Page and application data records =
※ ※ ※

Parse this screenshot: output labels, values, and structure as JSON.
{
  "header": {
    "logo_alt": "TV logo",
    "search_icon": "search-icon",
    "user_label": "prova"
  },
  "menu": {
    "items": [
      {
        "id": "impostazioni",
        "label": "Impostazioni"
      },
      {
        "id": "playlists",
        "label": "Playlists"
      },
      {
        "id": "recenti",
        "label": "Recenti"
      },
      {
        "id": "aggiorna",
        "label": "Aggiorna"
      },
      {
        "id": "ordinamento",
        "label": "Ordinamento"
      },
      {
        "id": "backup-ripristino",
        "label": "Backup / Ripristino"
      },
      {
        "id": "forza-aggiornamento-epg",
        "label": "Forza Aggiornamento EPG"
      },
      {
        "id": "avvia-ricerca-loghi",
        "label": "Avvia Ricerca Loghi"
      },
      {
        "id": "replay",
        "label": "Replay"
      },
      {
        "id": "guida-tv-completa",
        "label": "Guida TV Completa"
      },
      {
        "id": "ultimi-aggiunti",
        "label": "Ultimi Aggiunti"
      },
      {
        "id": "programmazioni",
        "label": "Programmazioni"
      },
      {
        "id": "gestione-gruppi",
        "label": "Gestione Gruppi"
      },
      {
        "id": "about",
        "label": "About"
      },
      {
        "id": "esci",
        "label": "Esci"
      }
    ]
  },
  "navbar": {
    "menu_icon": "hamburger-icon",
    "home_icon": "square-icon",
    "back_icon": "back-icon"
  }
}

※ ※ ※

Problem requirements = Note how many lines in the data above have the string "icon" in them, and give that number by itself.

Worked solution = 4